Devils Lake is located in the heartland's prairie pothole region. As the glaciers retreated some 10,000 years ago, they left thousands of small depressions, sometimes called potholes, "kettles" or sloughs, that collect water. These wetlands stretch from north central iowa diagonally across North Dakota to the Canadian province of Alberta, and are prime waterfowl habitat, providing viewing areas for snow and blue geese, ducks and grebes. Woodland birds unique to North Dakota settings are abundant, such as warblers, flycatchers, Baltimore orioles and woodpeckers. Other bird species worth looking for are the common goldeneye, red-necked grebe, Forster's tern, cormorants and northern waterthrush.
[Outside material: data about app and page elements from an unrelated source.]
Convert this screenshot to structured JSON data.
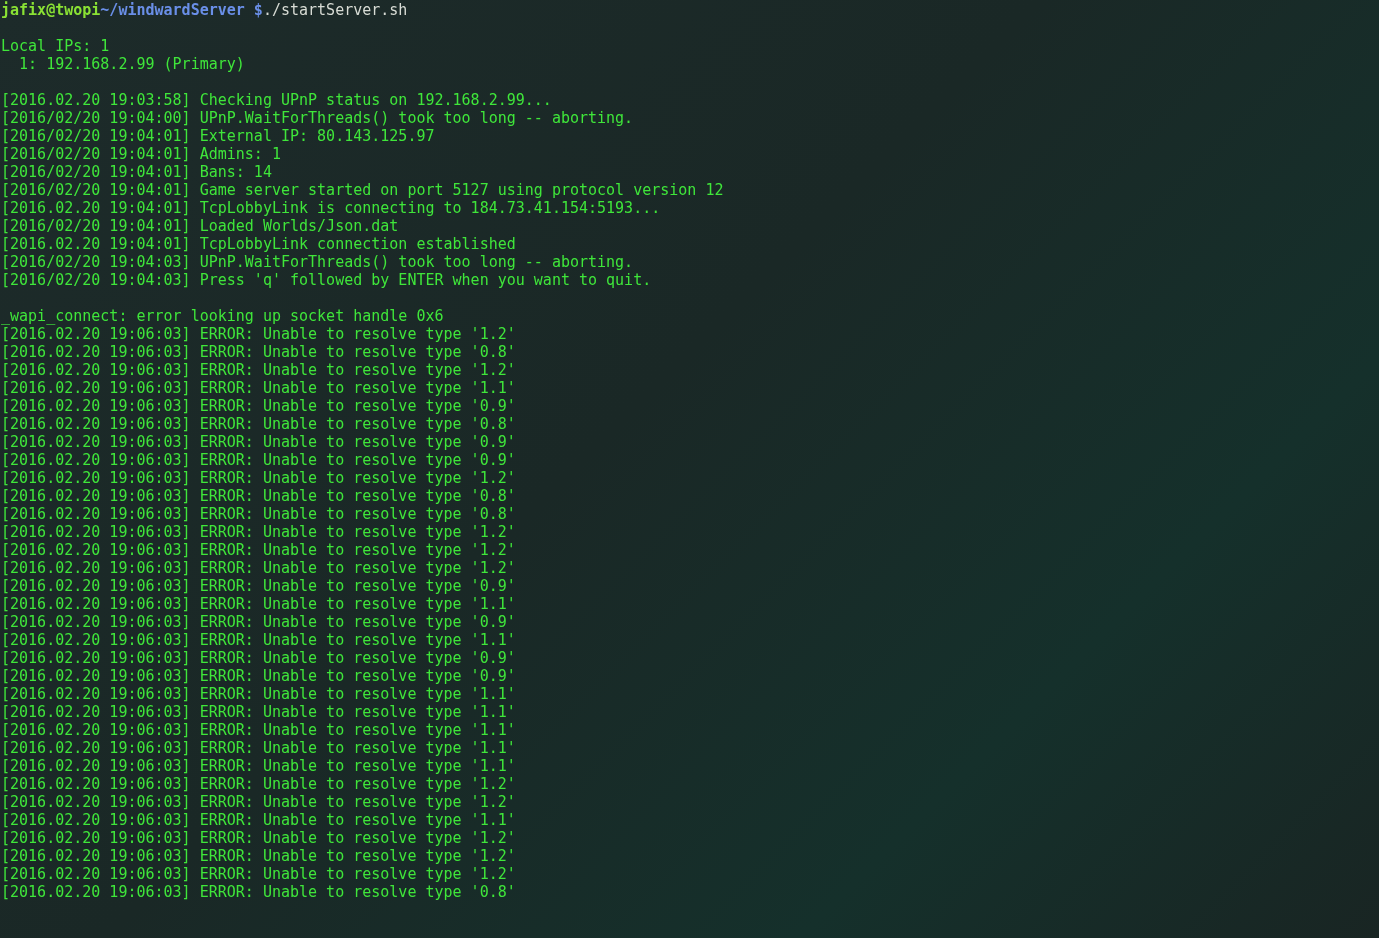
{
  "terminal": {
    "lines": [
      {
        "kind": "prompt",
        "user": "jafix@twopi",
        "path": "~/windwardServer $",
        "command": "./startServer.sh"
      },
      {
        "kind": "blank"
      },
      {
        "kind": "text",
        "text": "Local IPs: 1"
      },
      {
        "kind": "text",
        "text": "  1: 192.168.2.99 (Primary)"
      },
      {
        "kind": "blank"
      },
      {
        "kind": "text",
        "text": "[2016.02.20 19:03:58] Checking UPnP status on 192.168.2.99..."
      },
      {
        "kind": "text",
        "text": "[2016/02/20 19:04:00] UPnP.WaitForThreads() took too long -- aborting."
      },
      {
        "kind": "text",
        "text": "[2016/02/20 19:04:01] External IP: 80.143.125.97"
      },
      {
        "kind": "text",
        "text": "[2016/02/20 19:04:01] Admins: 1"
      },
      {
        "kind": "text",
        "text": "[2016/02/20 19:04:01] Bans: 14"
      },
      {
        "kind": "text",
        "text": "[2016/02/20 19:04:01] Game server started on port 5127 using protocol version 12"
      },
      {
        "kind": "text",
        "text": "[2016.02.20 19:04:01] TcpLobbyLink is connecting to 184.73.41.154:5193..."
      },
      {
        "kind": "text",
        "text": "[2016/02/20 19:04:01] Loaded Worlds/Json.dat"
      },
      {
        "kind": "text",
        "text": "[2016.02.20 19:04:01] TcpLobbyLink connection established"
      },
      {
        "kind": "text",
        "text": "[2016/02/20 19:04:03] UPnP.WaitForThreads() took too long -- aborting."
      },
      {
        "kind": "text",
        "text": "[2016/02/20 19:04:03] Press 'q' followed by ENTER when you want to quit."
      },
      {
        "kind": "blank"
      },
      {
        "kind": "text",
        "text": "_wapi_connect: error looking up socket handle 0x6"
      },
      {
        "kind": "text",
        "text": "[2016.02.20 19:06:03] ERROR: Unable to resolve type '1.2'"
      },
      {
        "kind": "text",
        "text": "[2016.02.20 19:06:03] ERROR: Unable to resolve type '0.8'"
      },
      {
        "kind": "text",
        "text": "[2016.02.20 19:06:03] ERROR: Unable to resolve type '1.2'"
      },
      {
        "kind": "text",
        "text": "[2016.02.20 19:06:03] ERROR: Unable to resolve type '1.1'"
      },
      {
        "kind": "text",
        "text": "[2016.02.20 19:06:03] ERROR: Unable to resolve type '0.9'"
      },
      {
        "kind": "text",
        "text": "[2016.02.20 19:06:03] ERROR: Unable to resolve type '0.8'"
      },
      {
        "kind": "text",
        "text": "[2016.02.20 19:06:03] ERROR: Unable to resolve type '0.9'"
      },
      {
        "kind": "text",
        "text": "[2016.02.20 19:06:03] ERROR: Unable to resolve type '0.9'"
      },
      {
        "kind": "text",
        "text": "[2016.02.20 19:06:03] ERROR: Unable to resolve type '1.2'"
      },
      {
        "kind": "text",
        "text": "[2016.02.20 19:06:03] ERROR: Unable to resolve type '0.8'"
      },
      {
        "kind": "text",
        "text": "[2016.02.20 19:06:03] ERROR: Unable to resolve type '0.8'"
      },
      {
        "kind": "text",
        "text": "[2016.02.20 19:06:03] ERROR: Unable to resolve type '1.2'"
      },
      {
        "kind": "text",
        "text": "[2016.02.20 19:06:03] ERROR: Unable to resolve type '1.2'"
      },
      {
        "kind": "text",
        "text": "[2016.02.20 19:06:03] ERROR: Unable to resolve type '1.2'"
      },
      {
        "kind": "text",
        "text": "[2016.02.20 19:06:03] ERROR: Unable to resolve type '0.9'"
      },
      {
        "kind": "text",
        "text": "[2016.02.20 19:06:03] ERROR: Unable to resolve type '1.1'"
      },
      {
        "kind": "text",
        "text": "[2016.02.20 19:06:03] ERROR: Unable to resolve type '0.9'"
      },
      {
        "kind": "text",
        "text": "[2016.02.20 19:06:03] ERROR: Unable to resolve type '1.1'"
      },
      {
        "kind": "text",
        "text": "[2016.02.20 19:06:03] ERROR: Unable to resolve type '0.9'"
      },
      {
        "kind": "text",
        "text": "[2016.02.20 19:06:03] ERROR: Unable to resolve type '0.9'"
      },
      {
        "kind": "text",
        "text": "[2016.02.20 19:06:03] ERROR: Unable to resolve type '1.1'"
      },
      {
        "kind": "text",
        "text": "[2016.02.20 19:06:03] ERROR: Unable to resolve type '1.1'"
      },
      {
        "kind": "text",
        "text": "[2016.02.20 19:06:03] ERROR: Unable to resolve type '1.1'"
      },
      {
        "kind": "text",
        "text": "[2016.02.20 19:06:03] ERROR: Unable to resolve type '1.1'"
      },
      {
        "kind": "text",
        "text": "[2016.02.20 19:06:03] ERROR: Unable to resolve type '1.1'"
      },
      {
        "kind": "text",
        "text": "[2016.02.20 19:06:03] ERROR: Unable to resolve type '1.2'"
      },
      {
        "kind": "text",
        "text": "[2016.02.20 19:06:03] ERROR: Unable to resolve type '1.2'"
      },
      {
        "kind": "text",
        "text": "[2016.02.20 19:06:03] ERROR: Unable to resolve type '1.1'"
      },
      {
        "kind": "text",
        "text": "[2016.02.20 19:06:03] ERROR: Unable to resolve type '1.2'"
      },
      {
        "kind": "text",
        "text": "[2016.02.20 19:06:03] ERROR: Unable to resolve type '1.2'"
      },
      {
        "kind": "text",
        "text": "[2016.02.20 19:06:03] ERROR: Unable to resolve type '1.2'"
      },
      {
        "kind": "text",
        "text": "[2016.02.20 19:06:03] ERROR: Unable to resolve type '0.8'"
      }
    ]
  }
}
Although mixed grass prairie is the predominant natural vegetation of this region, the woodlands associated with Devils Lake make up a large portion of Grahams Island's natural vegetation. The densely wooded parklands at Grahams island and Black Tiger Bay support bur oak, northern hackberry, green ash, American elm and boxelder. North Dakota's state flower, the prairie rose, blooms in abundance at Grahams Island. Some of the wildlife found in the parks include red fox, raccoon, squirrels, white-tailed deer, coyote and beaver, as well as wild turkeys. Moose have also been spotted.